The final proposal for the hammerhead shark species was not adopted by a count of 75 in support, 45 opposed and 14 abstentions, only 5 votes short of the two-thirds majority needed for adoption. The final proposal for the oceanic whitetip shark was not adopted by a count of 75 in support, 51 opposed and 16 abstentions, with the same narrow margin.
The three sharks included in the first U.S. proposal were the scalloped hammerhead (Sphyrna lewini), great hammerhead (Sphyrna mokarran), and smooth hammerhead (Sphyrna zygaena). The United States had amended this proposal to remove the sandbar shark (Carcharhinus plumbeus), and dusky shark (Carcharhinus obscurus) due to information provided from the Food and Agriculture Organization of the United Nations that these shark species did not meet the criteria for listing.
The second proposal was for the listing of the oceanic whitetip shark (Carcharhinus longimanus). The United States also amended both proposals at the request of the United Arab Emirates and other Parties to delay implementation for 24 months to allow time for capacity building and implementation guidance to be developed to assist in the identification and enforcement of these proposals.
“While we are disappointed with the outcome of the vote, the U.S. will continue its efforts through international partnerships to support the global conservation and management of sharks,” said Jane Lubchenco, Ph.D., Under Secretary of Commerce for Oceans and Atmosphere and NOAA Administrator. “We appreciate the support from the other member nations who voted in favor of the proposal.”
Sharks are over-harvested in many parts of the world, primarily for their fins.
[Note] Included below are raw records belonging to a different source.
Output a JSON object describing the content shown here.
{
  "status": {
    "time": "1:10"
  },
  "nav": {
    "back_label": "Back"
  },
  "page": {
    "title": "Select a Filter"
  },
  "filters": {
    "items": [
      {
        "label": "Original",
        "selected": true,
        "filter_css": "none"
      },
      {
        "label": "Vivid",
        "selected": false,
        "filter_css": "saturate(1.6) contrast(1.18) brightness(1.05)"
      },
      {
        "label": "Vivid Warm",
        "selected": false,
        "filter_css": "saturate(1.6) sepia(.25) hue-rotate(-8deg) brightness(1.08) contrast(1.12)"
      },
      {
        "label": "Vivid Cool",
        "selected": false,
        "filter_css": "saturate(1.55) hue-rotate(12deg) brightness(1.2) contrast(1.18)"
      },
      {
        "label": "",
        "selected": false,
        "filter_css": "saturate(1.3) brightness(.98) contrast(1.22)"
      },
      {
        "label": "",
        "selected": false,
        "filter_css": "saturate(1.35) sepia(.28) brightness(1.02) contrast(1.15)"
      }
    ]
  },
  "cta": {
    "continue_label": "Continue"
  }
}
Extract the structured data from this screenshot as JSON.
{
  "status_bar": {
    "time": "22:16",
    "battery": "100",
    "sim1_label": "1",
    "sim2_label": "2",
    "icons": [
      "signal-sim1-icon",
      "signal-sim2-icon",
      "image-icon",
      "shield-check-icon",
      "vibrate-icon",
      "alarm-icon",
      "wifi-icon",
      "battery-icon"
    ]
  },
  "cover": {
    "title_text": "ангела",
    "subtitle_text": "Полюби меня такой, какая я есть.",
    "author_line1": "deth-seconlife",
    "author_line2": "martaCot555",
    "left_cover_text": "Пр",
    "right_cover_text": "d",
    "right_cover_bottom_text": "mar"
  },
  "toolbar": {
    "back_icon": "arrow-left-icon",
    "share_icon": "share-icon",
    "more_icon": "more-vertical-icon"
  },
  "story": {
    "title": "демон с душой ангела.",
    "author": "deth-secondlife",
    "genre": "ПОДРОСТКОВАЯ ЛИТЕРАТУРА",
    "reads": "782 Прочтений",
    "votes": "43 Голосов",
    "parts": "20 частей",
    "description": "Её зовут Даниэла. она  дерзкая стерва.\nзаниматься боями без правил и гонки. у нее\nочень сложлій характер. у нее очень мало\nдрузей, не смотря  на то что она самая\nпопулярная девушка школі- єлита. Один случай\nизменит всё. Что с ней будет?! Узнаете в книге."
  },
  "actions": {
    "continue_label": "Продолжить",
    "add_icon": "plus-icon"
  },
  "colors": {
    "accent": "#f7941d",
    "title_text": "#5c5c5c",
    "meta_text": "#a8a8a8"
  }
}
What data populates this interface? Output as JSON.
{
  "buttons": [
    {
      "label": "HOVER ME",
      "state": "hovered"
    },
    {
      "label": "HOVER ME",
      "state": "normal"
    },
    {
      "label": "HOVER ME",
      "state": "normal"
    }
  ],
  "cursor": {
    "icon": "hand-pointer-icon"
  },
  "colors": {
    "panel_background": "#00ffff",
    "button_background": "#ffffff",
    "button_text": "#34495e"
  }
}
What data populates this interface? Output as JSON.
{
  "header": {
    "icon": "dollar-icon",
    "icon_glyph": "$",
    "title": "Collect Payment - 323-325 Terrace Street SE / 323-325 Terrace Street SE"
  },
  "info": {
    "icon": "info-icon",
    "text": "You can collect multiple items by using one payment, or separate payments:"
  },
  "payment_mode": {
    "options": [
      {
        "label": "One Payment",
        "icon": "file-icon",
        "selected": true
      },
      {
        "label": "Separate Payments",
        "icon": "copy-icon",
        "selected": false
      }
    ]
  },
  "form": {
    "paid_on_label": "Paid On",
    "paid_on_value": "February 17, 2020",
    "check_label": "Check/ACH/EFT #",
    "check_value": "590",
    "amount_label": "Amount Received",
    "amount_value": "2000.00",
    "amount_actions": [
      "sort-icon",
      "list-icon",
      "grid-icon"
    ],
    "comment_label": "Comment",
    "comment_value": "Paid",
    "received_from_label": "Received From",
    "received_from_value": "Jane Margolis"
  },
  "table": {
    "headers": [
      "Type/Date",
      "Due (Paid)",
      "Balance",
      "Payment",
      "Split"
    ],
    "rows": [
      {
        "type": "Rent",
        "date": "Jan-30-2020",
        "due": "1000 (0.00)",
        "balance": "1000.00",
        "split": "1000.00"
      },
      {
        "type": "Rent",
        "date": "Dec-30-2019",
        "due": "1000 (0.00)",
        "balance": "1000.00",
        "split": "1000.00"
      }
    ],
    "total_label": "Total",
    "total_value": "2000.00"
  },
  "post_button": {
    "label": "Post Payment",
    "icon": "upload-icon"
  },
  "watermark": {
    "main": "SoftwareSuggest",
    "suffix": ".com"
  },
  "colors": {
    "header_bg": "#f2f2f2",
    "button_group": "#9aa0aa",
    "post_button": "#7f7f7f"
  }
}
Most shark fins are exported to Asia, where they are a main ingredient in shark fin soup, which is considered a delicacy in many Asian countries. Due to their low productivity and high economic value, populations of hammerhead sharks in some areas have suffered severe declines.
The United States and Palau worked together on this proposal because of the current threats to these shark species and the belief that these species met the criteria for listing in Appendix II of the Convention. Unlike other fishery resources, sharks are not managed by a regional fishery management regime, and should have an international management structure in place to ensure sustainable harvest. The U.S. will continue to work with the international community to find opportunities to protect sharks in the future.